* WHAT TO WORK ON *
Down to the final line, print the records below exactly and without pictures.
****************************************
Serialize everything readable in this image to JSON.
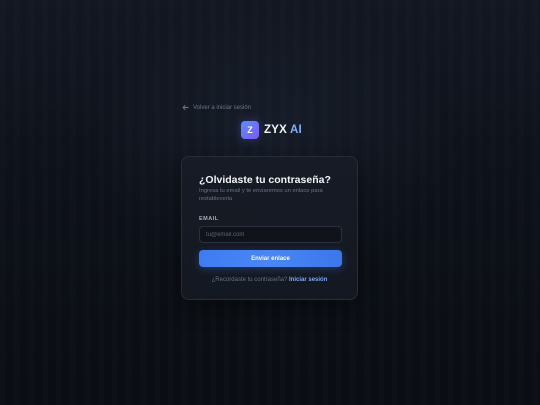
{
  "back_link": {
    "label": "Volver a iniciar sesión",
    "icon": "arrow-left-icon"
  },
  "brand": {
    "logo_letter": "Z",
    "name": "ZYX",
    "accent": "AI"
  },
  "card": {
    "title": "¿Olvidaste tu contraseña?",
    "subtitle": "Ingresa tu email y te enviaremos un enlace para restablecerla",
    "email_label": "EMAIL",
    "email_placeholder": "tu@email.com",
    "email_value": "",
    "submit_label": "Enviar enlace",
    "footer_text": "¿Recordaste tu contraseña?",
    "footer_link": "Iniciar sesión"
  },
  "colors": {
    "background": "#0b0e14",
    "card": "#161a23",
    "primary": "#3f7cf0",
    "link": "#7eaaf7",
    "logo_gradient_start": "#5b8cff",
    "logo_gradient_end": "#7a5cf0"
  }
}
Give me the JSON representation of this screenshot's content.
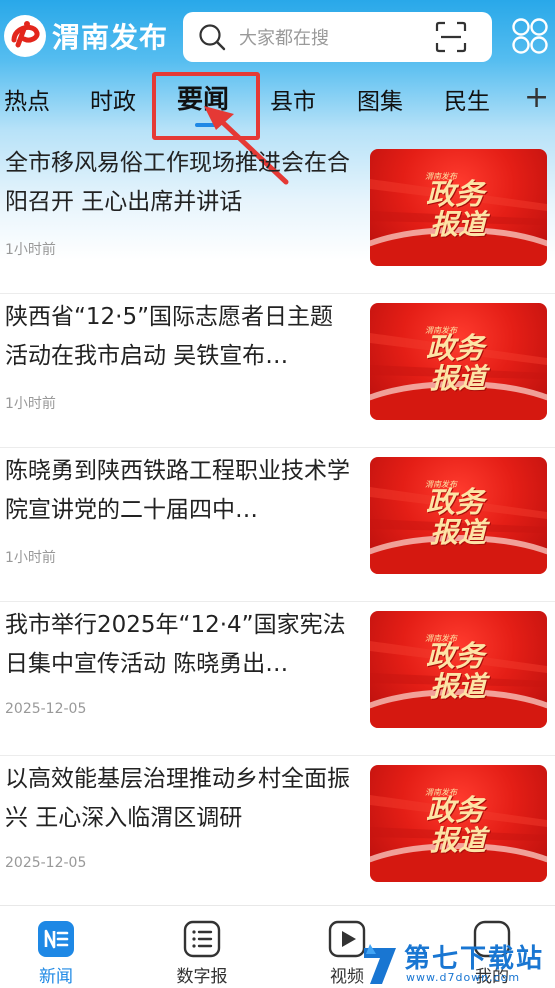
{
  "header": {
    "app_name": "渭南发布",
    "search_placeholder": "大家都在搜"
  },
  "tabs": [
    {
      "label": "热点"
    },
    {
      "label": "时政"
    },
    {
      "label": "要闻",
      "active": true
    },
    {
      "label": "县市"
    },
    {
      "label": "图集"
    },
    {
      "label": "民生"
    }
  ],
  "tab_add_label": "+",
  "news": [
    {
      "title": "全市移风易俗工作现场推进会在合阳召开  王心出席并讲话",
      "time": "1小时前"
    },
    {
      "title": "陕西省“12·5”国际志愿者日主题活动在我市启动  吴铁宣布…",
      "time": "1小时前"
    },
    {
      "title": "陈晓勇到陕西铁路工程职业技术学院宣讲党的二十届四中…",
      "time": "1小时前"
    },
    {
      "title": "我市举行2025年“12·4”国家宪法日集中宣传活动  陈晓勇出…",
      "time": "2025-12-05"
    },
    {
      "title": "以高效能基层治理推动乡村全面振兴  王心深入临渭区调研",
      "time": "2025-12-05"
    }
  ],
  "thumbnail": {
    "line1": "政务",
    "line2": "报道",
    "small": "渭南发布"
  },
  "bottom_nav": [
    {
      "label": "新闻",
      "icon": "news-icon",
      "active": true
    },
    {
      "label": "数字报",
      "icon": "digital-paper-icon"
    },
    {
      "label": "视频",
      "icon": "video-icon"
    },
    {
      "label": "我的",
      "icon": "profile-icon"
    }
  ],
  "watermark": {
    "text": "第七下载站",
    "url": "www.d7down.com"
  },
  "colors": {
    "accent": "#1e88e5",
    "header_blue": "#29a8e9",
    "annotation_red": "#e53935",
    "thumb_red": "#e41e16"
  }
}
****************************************
* FINISHED TASK *
Serialize everything readable in this image to JSON.
{
  "back_link": {
    "label": "Volver a iniciar sesión",
    "icon": "arrow-left-icon"
  },
  "brand": {
    "logo_letter": "Z",
    "name": "ZYX",
    "accent": "AI"
  },
  "card": {
    "title": "¿Olvidaste tu contraseña?",
    "subtitle": "Ingresa tu email y te enviaremos un enlace para restablecerla",
    "email_label": "EMAIL",
    "email_placeholder": "tu@email.com",
    "email_value": "",
    "submit_label": "Enviar enlace",
    "footer_text": "¿Recordaste tu contraseña?",
    "footer_link": "Iniciar sesión"
  },
  "colors": {
    "background": "#0b0e14",
    "card": "#161a23",
    "primary": "#3f7cf0",
    "link": "#7eaaf7",
    "logo_gradient_start": "#5b8cff",
    "logo_gradient_end": "#7a5cf0"
  }
}
Give me the JSON representation of this screenshot's content.
{
  "header": {
    "app_name": "渭南发布",
    "search_placeholder": "大家都在搜"
  },
  "tabs": [
    {
      "label": "热点"
    },
    {
      "label": "时政"
    },
    {
      "label": "要闻",
      "active": true
    },
    {
      "label": "县市"
    },
    {
      "label": "图集"
    },
    {
      "label": "民生"
    }
  ],
  "tab_add_label": "+",
  "news": [
    {
      "title": "全市移风易俗工作现场推进会在合阳召开  王心出席并讲话",
      "time": "1小时前"
    },
    {
      "title": "陕西省“12·5”国际志愿者日主题活动在我市启动  吴铁宣布…",
      "time": "1小时前"
    },
    {
      "title": "陈晓勇到陕西铁路工程职业技术学院宣讲党的二十届四中…",
      "time": "1小时前"
    },
    {
      "title": "我市举行2025年“12·4”国家宪法日集中宣传活动  陈晓勇出…",
      "time": "2025-12-05"
    },
    {
      "title": "以高效能基层治理推动乡村全面振兴  王心深入临渭区调研",
      "time": "2025-12-05"
    }
  ],
  "thumbnail": {
    "line1": "政务",
    "line2": "报道",
    "small": "渭南发布"
  },
  "bottom_nav": [
    {
      "label": "新闻",
      "icon": "news-icon",
      "active": true
    },
    {
      "label": "数字报",
      "icon": "digital-paper-icon"
    },
    {
      "label": "视频",
      "icon": "video-icon"
    },
    {
      "label": "我的",
      "icon": "profile-icon"
    }
  ],
  "watermark": {
    "text": "第七下载站",
    "url": "www.d7down.com"
  },
  "colors": {
    "accent": "#1e88e5",
    "header_blue": "#29a8e9",
    "annotation_red": "#e53935",
    "thumb_red": "#e41e16"
  }
}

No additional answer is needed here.